|US5887591 *||Jan 16, 1998||Mar 30, 1999||Powell; Mark W.||Restraint and method for the improved treatment of recalcitrant plantar fasciitis|
|US6010468 *||Mar 5, 1998||Jan 4, 2000||The Discovery Group, Llc||Foot flexion device|
|US6592534 *||Dec 27, 1999||Jul 15, 2003||Aircast, Inc.||Inflatable medical appliance for prevention of DVT|
|US6669660||Feb 8, 2001||Dec 30, 2003||Thomas P. Branch||Orthotic apparatus and method for using same|
|US7056299||Sep 10, 2004||Jun 6, 2006||Brown Medical Industries||Device for heel shock absorption, swelling, and pain treatment|
|US7063727 *||Dec 17, 2002||Jun 20, 2006||Van L. Phillips||Foot prosthesis having cushioned ankle|
|US7128725||Oct 16, 2003||Oct 31, 2006||David Rabe||Ankle brace|
|Citing Patent||Filing date||Publication date||Applicant||Title|
|US8597214 *||Aug 14, 2009||Dec 3, 2013||Jared Von Holgreen||Apparatus and method for deep vein thrombosis prophylaxis|
|US20110040220 *||Aug 14, 2009||Feb 17, 2011||Jared Von Holgreen||Apparatus and method for deep vein thrombosis prophylaxis|
|U.S. Classification||602/27, 601/151, 602/13, 128/882, 601/148|
|International Classification||A61F5/37, A61F5/00, A61H7/00|
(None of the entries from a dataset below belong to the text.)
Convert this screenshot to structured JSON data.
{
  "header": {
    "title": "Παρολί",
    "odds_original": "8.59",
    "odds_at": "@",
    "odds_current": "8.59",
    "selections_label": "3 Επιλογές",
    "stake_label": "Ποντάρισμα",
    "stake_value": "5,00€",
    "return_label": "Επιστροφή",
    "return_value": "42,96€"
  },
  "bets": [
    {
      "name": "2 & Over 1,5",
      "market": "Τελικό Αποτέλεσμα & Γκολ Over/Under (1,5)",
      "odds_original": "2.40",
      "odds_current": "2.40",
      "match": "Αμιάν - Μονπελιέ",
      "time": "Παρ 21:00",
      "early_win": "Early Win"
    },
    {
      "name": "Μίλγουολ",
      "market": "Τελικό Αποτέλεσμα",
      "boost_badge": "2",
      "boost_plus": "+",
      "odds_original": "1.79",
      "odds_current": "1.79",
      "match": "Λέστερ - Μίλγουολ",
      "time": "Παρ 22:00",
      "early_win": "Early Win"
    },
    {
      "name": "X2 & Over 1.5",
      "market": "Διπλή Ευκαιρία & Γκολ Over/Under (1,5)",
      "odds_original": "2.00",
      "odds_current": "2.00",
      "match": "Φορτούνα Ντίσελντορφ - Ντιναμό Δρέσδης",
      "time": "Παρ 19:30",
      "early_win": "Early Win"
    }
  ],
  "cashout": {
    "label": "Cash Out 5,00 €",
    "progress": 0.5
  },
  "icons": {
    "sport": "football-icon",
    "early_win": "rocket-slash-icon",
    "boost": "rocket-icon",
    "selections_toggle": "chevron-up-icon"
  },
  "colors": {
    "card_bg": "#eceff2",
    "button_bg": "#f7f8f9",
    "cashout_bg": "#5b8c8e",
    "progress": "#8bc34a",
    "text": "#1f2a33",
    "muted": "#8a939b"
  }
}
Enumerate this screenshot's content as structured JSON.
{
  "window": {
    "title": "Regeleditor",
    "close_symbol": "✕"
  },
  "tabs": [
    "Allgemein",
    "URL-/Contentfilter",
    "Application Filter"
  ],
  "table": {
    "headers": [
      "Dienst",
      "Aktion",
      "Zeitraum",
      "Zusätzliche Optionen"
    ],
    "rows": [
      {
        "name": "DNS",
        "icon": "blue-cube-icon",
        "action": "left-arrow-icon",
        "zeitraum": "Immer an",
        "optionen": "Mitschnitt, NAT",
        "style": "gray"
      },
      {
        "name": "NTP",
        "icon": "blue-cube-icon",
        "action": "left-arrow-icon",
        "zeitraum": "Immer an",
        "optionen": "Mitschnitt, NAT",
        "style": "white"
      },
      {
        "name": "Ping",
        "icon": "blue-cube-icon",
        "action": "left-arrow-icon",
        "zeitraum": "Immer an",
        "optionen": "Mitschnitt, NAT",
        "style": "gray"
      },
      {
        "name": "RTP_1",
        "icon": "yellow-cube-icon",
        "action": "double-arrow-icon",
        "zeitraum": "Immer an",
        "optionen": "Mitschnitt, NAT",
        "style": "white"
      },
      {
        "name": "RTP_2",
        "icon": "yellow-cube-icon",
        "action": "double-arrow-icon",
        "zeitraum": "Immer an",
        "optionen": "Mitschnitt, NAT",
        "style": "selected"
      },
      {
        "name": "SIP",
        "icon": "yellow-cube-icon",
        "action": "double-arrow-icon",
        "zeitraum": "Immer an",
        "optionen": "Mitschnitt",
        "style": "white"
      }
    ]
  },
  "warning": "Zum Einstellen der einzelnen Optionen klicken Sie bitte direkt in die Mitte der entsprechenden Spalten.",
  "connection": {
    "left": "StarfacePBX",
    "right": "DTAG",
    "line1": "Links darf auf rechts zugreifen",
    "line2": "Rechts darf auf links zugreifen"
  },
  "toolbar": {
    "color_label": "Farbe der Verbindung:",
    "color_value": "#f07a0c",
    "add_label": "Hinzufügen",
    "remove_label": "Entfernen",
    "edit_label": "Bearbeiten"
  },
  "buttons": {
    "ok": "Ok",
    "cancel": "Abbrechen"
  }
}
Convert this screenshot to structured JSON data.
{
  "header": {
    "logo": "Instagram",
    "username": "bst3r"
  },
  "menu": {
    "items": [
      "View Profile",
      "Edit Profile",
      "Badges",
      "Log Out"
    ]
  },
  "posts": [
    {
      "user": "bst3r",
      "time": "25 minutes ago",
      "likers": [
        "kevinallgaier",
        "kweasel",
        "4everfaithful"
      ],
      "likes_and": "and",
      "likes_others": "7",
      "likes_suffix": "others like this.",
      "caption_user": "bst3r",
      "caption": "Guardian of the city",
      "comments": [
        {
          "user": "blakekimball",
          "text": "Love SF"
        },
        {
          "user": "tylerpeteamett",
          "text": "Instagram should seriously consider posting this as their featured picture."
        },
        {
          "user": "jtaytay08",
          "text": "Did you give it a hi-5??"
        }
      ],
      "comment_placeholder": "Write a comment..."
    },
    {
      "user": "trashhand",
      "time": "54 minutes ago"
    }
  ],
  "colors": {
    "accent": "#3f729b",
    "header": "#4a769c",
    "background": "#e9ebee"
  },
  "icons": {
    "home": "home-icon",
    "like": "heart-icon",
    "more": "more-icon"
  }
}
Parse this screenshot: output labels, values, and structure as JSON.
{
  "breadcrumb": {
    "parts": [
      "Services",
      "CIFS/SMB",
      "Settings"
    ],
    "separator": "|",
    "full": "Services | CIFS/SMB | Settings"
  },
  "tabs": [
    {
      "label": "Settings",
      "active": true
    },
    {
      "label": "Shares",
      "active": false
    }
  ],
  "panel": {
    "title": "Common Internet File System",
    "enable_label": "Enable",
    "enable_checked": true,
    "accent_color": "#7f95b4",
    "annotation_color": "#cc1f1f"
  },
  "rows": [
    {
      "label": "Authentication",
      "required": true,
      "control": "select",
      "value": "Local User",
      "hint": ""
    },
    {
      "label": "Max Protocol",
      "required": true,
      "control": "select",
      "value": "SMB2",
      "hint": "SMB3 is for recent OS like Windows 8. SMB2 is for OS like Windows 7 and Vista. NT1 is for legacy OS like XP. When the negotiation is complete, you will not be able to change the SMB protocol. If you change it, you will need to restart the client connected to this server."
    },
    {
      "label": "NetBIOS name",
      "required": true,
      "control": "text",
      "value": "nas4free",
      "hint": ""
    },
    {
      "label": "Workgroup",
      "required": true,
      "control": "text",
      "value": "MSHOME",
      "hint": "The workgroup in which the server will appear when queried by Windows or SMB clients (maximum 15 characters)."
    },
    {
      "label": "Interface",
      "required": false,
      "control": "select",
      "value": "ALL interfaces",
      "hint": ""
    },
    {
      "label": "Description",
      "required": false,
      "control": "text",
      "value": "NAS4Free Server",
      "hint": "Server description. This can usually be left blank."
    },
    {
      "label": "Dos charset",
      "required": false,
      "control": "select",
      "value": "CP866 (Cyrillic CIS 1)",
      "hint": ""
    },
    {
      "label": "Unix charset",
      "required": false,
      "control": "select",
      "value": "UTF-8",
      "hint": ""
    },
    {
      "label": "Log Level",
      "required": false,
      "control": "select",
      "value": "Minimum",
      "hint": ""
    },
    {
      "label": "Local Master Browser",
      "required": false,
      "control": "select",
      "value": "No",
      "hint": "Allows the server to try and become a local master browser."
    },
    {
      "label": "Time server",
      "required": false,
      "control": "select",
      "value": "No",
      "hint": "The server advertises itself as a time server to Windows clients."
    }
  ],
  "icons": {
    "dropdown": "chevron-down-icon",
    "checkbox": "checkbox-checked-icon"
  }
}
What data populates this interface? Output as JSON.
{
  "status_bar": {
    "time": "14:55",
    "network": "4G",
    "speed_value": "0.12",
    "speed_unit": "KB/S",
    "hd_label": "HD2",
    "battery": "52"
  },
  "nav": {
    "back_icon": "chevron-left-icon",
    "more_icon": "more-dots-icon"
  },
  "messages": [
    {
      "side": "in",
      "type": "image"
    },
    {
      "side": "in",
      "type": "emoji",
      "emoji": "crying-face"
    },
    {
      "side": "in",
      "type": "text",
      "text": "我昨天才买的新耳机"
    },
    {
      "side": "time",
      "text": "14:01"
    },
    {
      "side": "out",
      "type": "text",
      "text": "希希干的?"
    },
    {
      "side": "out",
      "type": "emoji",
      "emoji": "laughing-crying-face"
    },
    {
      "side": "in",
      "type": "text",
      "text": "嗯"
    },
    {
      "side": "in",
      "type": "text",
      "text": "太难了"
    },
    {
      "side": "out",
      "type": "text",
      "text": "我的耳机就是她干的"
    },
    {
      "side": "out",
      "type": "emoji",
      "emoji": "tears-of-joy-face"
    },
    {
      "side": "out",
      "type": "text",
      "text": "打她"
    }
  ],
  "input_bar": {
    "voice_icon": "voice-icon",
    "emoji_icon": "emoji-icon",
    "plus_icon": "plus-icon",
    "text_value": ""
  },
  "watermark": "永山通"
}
|Cooperative Classification||A61F5/012, A61F5/0111|
|European Classification||A61F5/01D2, A61F5/01D1D|
|Jul 25, 2007||AS||Assignment|
Owner name: DARCO INTERNATIONAL, INC., WEST VIRGINIA
Free format text: ASSIGNMENT OF ASSIGNORS INTEREST;ASSIGNORS:CHIODO, CHRISTOPHER P.;PARKS, BRENT G.;SCHON, LEW C.;ANDOTHERS;REEL/FRAME:019609/0008;SIGNING DATES FROM 20070620 TO 20070626
Owner name: DARCO INTERNATIONAL, INC., WEST VIRGINIA
Free format text: ASSIGNMENT OF ASSIGNORS INTEREST;ASSIGNORS:CHIODO, CHRISTOPHER P.;PARKS, BRENT G.;SCHON, LEW C.;ANDOTHERS;SIGNING DATES FROM 20070620 TO 20070626;REEL/FRAME:019609/0008
|Jun 27, 2014||REMI||Maintenance fee reminder mailed|
|Nov 3, 2014||FPAY||Fee payment|
Year of fee payment: 4
|Nov 3, 2014||SULP||Surcharge for late payment|